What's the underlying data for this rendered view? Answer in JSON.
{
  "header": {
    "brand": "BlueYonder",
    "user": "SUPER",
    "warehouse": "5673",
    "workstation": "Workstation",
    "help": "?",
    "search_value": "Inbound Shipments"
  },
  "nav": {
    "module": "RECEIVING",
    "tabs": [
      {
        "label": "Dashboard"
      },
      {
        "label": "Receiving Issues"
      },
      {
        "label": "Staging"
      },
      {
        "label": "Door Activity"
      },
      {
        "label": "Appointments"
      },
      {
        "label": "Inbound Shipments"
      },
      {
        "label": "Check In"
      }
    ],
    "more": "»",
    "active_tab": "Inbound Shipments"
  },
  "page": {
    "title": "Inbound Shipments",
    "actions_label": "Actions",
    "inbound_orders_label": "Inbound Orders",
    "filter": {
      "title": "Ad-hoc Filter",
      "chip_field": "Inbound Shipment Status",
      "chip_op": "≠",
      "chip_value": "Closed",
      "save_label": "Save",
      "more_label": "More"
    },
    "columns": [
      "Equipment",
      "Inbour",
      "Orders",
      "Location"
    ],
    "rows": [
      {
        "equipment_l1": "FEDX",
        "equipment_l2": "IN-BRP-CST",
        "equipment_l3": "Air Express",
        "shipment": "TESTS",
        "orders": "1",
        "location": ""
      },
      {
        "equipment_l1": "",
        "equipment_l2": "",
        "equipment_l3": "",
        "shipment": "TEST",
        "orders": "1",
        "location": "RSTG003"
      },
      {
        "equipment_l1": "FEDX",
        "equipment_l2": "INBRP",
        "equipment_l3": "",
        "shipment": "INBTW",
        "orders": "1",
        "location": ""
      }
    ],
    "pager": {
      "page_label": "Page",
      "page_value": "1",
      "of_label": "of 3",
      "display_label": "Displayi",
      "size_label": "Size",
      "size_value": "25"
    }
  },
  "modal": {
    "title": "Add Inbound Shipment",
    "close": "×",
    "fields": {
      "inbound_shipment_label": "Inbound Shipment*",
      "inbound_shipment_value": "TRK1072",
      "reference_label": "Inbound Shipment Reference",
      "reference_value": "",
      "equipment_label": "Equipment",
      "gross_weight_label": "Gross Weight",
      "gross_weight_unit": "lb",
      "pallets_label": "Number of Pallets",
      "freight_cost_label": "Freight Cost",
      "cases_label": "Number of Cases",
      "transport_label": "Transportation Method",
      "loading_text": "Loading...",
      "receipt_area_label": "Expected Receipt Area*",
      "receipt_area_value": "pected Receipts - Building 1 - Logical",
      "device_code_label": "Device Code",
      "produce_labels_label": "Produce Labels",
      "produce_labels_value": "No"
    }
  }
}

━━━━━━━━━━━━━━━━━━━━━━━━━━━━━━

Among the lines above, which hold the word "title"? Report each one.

▶ [Reply to the task]:
    "title": "Inbound Shipments",
      "title": "Ad-hoc Filter",
    "title": "Add Inbound Shipment",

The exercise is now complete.